The environment variable.ORACLE_SID is defined in .profile in UNIX OS. When the Oracle user logs in to, all the environment variables are defined. They are all used to simplify typing again and again. If more instances are configured in one Unix box, have a script to swicth from one instance to another. In one window, only one ORACLE_SID can be set.
Check oratab file to know all the instances running in the system.
Oracle uses the environmental parameter, ORACLE_SID, as a pointer to the database instance that the user wants to work with. This is to support having multiple instances on a single server.
If you had, say, three separate instances on one server PROD, TEST, and DUMPME, Oracle needs to know which particular database you want to work with. If your ORACLE_SID is set to PROD, and you log into SVRMGRL and type startup, it is going to start the PROD database and not TEST or DUMPME. In order to reference the other databases, you would need to change ORACLE_SID and reset the environment to reflect the change.
Oracle SID can have an affect on Oracle. If it's not set, you will not be able to log in. Also if you have ORACLE_SID set to PROD when you log in, but you thought it was set to TEST and you go in and truncate a table, you just blew a production table away!

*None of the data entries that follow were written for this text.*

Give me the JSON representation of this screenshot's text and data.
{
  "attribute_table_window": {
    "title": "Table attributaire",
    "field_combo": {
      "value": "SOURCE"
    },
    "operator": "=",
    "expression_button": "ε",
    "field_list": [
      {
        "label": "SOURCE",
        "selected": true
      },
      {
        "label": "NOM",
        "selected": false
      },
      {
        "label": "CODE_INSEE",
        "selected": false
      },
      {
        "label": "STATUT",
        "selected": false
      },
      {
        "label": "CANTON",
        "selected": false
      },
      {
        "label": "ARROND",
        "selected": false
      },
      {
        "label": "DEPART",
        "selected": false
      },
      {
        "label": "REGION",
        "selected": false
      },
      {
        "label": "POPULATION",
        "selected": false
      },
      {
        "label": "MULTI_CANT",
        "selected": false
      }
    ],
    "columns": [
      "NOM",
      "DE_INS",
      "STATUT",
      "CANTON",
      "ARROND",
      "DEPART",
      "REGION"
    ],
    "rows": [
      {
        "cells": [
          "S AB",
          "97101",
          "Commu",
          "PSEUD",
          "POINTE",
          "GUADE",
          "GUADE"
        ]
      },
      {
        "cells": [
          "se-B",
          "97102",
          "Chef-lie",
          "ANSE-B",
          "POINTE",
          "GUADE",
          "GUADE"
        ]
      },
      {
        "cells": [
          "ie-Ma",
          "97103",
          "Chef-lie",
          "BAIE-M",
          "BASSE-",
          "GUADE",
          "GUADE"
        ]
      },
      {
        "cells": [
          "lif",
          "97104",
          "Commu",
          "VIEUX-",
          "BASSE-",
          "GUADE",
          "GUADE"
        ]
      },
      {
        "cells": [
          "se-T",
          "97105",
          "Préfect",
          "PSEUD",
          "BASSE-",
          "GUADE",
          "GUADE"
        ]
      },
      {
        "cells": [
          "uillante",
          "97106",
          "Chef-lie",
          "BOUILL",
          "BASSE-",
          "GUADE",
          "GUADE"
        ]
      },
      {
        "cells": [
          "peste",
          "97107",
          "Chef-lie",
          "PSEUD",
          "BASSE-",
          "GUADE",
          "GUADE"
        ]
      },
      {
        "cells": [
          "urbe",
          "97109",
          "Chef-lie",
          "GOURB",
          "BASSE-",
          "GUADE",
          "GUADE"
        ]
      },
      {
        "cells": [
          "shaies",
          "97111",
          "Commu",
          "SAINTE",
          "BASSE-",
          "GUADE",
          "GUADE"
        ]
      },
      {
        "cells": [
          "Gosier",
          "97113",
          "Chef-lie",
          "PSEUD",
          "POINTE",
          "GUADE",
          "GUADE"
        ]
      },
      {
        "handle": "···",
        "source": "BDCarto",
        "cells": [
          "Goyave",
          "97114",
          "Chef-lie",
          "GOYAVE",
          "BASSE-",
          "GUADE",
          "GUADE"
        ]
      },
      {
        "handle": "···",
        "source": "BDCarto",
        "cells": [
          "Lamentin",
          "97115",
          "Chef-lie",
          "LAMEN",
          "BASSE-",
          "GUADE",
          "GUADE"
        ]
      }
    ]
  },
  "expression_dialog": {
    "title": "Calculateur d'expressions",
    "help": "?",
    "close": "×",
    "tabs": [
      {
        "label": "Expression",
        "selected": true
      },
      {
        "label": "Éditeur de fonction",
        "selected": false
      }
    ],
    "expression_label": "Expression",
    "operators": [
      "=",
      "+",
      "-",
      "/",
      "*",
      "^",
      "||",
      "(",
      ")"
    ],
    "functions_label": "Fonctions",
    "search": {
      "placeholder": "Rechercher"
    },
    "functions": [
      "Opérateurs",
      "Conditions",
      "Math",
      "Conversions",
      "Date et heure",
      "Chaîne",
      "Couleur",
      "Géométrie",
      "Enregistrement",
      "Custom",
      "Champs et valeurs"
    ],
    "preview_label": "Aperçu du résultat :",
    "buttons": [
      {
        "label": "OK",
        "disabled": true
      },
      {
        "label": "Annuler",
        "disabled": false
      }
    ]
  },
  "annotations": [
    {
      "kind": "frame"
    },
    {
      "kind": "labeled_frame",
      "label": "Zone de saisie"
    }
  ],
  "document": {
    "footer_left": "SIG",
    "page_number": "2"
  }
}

As tamilselvan was saying, usually if you are running multiple instances on a single box, you will write something that allows the user to select which database they want to work with when they create their Unix session. If you are only running a single instance, this is not necessary.
If you are running multiple instances, also, as tamilselvan said, check your oratab file to make sure those instances are defined.
Senior Database Administrator